↓↓↓
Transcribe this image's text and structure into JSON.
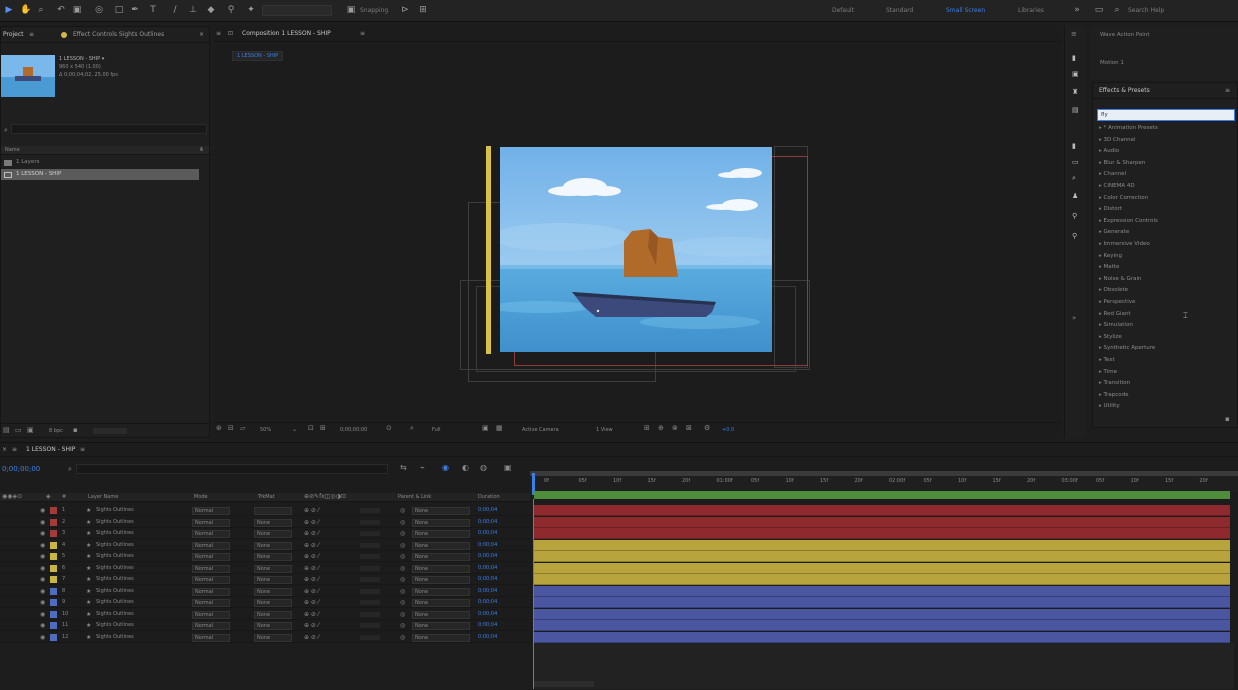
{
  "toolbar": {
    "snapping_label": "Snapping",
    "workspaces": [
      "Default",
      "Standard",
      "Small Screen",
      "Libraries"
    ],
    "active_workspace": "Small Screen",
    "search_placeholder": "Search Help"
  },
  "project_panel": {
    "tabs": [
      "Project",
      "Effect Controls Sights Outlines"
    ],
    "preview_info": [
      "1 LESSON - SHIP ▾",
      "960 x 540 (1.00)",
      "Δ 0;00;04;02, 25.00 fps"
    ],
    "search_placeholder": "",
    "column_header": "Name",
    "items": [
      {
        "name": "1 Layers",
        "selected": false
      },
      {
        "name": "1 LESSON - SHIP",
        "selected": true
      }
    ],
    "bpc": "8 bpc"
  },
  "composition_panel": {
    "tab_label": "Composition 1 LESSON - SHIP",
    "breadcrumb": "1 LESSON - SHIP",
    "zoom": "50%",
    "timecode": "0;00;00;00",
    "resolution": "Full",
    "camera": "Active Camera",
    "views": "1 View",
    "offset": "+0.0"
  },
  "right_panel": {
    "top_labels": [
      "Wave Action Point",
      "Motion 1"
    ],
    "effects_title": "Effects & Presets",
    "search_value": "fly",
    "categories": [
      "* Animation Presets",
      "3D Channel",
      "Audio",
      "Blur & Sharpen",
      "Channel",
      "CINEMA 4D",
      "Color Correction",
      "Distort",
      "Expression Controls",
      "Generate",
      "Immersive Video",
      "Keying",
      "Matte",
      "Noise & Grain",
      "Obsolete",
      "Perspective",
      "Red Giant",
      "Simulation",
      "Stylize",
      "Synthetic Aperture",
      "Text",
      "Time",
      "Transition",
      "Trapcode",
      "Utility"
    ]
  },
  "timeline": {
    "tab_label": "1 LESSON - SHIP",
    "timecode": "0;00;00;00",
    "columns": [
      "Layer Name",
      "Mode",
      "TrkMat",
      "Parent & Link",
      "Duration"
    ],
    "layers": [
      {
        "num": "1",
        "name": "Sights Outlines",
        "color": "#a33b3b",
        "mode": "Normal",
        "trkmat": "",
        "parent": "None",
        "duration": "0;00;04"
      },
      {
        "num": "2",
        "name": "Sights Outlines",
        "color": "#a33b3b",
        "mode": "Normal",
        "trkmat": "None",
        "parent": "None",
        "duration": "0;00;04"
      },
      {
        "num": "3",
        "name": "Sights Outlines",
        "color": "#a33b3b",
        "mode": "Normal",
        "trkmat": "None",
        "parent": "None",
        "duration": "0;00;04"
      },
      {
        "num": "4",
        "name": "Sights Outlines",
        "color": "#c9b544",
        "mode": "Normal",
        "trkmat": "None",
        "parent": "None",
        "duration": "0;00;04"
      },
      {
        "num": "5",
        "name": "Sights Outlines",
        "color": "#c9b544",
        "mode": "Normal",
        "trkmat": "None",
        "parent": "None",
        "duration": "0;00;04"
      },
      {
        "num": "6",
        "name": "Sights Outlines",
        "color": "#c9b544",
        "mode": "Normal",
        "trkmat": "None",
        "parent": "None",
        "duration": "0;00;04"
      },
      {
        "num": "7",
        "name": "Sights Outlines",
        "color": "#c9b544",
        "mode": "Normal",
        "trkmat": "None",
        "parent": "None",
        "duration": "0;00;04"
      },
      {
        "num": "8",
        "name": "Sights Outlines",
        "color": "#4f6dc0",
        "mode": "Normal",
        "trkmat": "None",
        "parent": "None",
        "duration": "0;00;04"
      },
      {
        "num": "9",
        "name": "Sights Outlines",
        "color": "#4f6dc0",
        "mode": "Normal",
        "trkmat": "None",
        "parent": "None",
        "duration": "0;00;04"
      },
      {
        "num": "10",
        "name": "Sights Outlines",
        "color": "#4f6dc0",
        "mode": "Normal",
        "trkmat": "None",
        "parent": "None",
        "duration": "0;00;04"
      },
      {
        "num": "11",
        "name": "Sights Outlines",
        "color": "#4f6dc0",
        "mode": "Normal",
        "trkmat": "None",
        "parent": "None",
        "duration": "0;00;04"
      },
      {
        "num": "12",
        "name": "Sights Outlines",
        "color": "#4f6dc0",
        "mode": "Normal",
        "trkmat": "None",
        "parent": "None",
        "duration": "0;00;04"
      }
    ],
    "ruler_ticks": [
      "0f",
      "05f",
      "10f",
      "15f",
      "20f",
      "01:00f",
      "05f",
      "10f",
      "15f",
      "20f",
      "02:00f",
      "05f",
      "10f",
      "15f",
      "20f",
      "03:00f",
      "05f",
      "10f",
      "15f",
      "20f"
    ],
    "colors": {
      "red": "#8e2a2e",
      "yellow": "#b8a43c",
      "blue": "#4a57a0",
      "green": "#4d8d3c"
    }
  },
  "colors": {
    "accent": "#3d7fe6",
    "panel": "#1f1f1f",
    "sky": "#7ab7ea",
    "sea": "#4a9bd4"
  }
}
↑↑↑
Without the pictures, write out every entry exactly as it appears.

▸ PROBLEM SOLUTION:
Transcribe this image's text and structure into JSON.
{
  "toolbar": {
    "snapping_label": "Snapping",
    "workspaces": [
      "Default",
      "Standard",
      "Small Screen",
      "Libraries"
    ],
    "active_workspace": "Small Screen",
    "search_placeholder": "Search Help"
  },
  "project_panel": {
    "tabs": [
      "Project",
      "Effect Controls Sights Outlines"
    ],
    "preview_info": [
      "1 LESSON - SHIP ▾",
      "960 x 540 (1.00)",
      "Δ 0;00;04;02, 25.00 fps"
    ],
    "search_placeholder": "",
    "column_header": "Name",
    "items": [
      {
        "name": "1 Layers",
        "selected": false
      },
      {
        "name": "1 LESSON - SHIP",
        "selected": true
      }
    ],
    "bpc": "8 bpc"
  },
  "composition_panel": {
    "tab_label": "Composition 1 LESSON - SHIP",
    "breadcrumb": "1 LESSON - SHIP",
    "zoom": "50%",
    "timecode": "0;00;00;00",
    "resolution": "Full",
    "camera": "Active Camera",
    "views": "1 View",
    "offset": "+0.0"
  },
  "right_panel": {
    "top_labels": [
      "Wave Action Point",
      "Motion 1"
    ],
    "effects_title": "Effects & Presets",
    "search_value": "fly",
    "categories": [
      "* Animation Presets",
      "3D Channel",
      "Audio",
      "Blur & Sharpen",
      "Channel",
      "CINEMA 4D",
      "Color Correction",
      "Distort",
      "Expression Controls",
      "Generate",
      "Immersive Video",
      "Keying",
      "Matte",
      "Noise & Grain",
      "Obsolete",
      "Perspective",
      "Red Giant",
      "Simulation",
      "Stylize",
      "Synthetic Aperture",
      "Text",
      "Time",
      "Transition",
      "Trapcode",
      "Utility"
    ]
  },
  "timeline": {
    "tab_label": "1 LESSON - SHIP",
    "timecode": "0;00;00;00",
    "columns": [
      "Layer Name",
      "Mode",
      "TrkMat",
      "Parent & Link",
      "Duration"
    ],
    "layers": [
      {
        "num": "1",
        "name": "Sights Outlines",
        "color": "#a33b3b",
        "mode": "Normal",
        "trkmat": "",
        "parent": "None",
        "duration": "0;00;04"
      },
      {
        "num": "2",
        "name": "Sights Outlines",
        "color": "#a33b3b",
        "mode": "Normal",
        "trkmat": "None",
        "parent": "None",
        "duration": "0;00;04"
      },
      {
        "num": "3",
        "name": "Sights Outlines",
        "color": "#a33b3b",
        "mode": "Normal",
        "trkmat": "None",
        "parent": "None",
        "duration": "0;00;04"
      },
      {
        "num": "4",
        "name": "Sights Outlines",
        "color": "#c9b544",
        "mode": "Normal",
        "trkmat": "None",
        "parent": "None",
        "duration": "0;00;04"
      },
      {
        "num": "5",
        "name": "Sights Outlines",
        "color": "#c9b544",
        "mode": "Normal",
        "trkmat": "None",
        "parent": "None",
        "duration": "0;00;04"
      },
      {
        "num": "6",
        "name": "Sights Outlines",
        "color": "#c9b544",
        "mode": "Normal",
        "trkmat": "None",
        "parent": "None",
        "duration": "0;00;04"
      },
      {
        "num": "7",
        "name": "Sights Outlines",
        "color": "#c9b544",
        "mode": "Normal",
        "trkmat": "None",
        "parent": "None",
        "duration": "0;00;04"
      },
      {
        "num": "8",
        "name": "Sights Outlines",
        "color": "#4f6dc0",
        "mode": "Normal",
        "trkmat": "None",
        "parent": "None",
        "duration": "0;00;04"
      },
      {
        "num": "9",
        "name": "Sights Outlines",
        "color": "#4f6dc0",
        "mode": "Normal",
        "trkmat": "None",
        "parent": "None",
        "duration": "0;00;04"
      },
      {
        "num": "10",
        "name": "Sights Outlines",
        "color": "#4f6dc0",
        "mode": "Normal",
        "trkmat": "None",
        "parent": "None",
        "duration": "0;00;04"
      },
      {
        "num": "11",
        "name": "Sights Outlines",
        "color": "#4f6dc0",
        "mode": "Normal",
        "trkmat": "None",
        "parent": "None",
        "duration": "0;00;04"
      },
      {
        "num": "12",
        "name": "Sights Outlines",
        "color": "#4f6dc0",
        "mode": "Normal",
        "trkmat": "None",
        "parent": "None",
        "duration": "0;00;04"
      }
    ],
    "ruler_ticks": [
      "0f",
      "05f",
      "10f",
      "15f",
      "20f",
      "01:00f",
      "05f",
      "10f",
      "15f",
      "20f",
      "02:00f",
      "05f",
      "10f",
      "15f",
      "20f",
      "03:00f",
      "05f",
      "10f",
      "15f",
      "20f"
    ],
    "colors": {
      "red": "#8e2a2e",
      "yellow": "#b8a43c",
      "blue": "#4a57a0",
      "green": "#4d8d3c"
    }
  },
  "colors": {
    "accent": "#3d7fe6",
    "panel": "#1f1f1f",
    "sky": "#7ab7ea",
    "sea": "#4a9bd4"
  }
}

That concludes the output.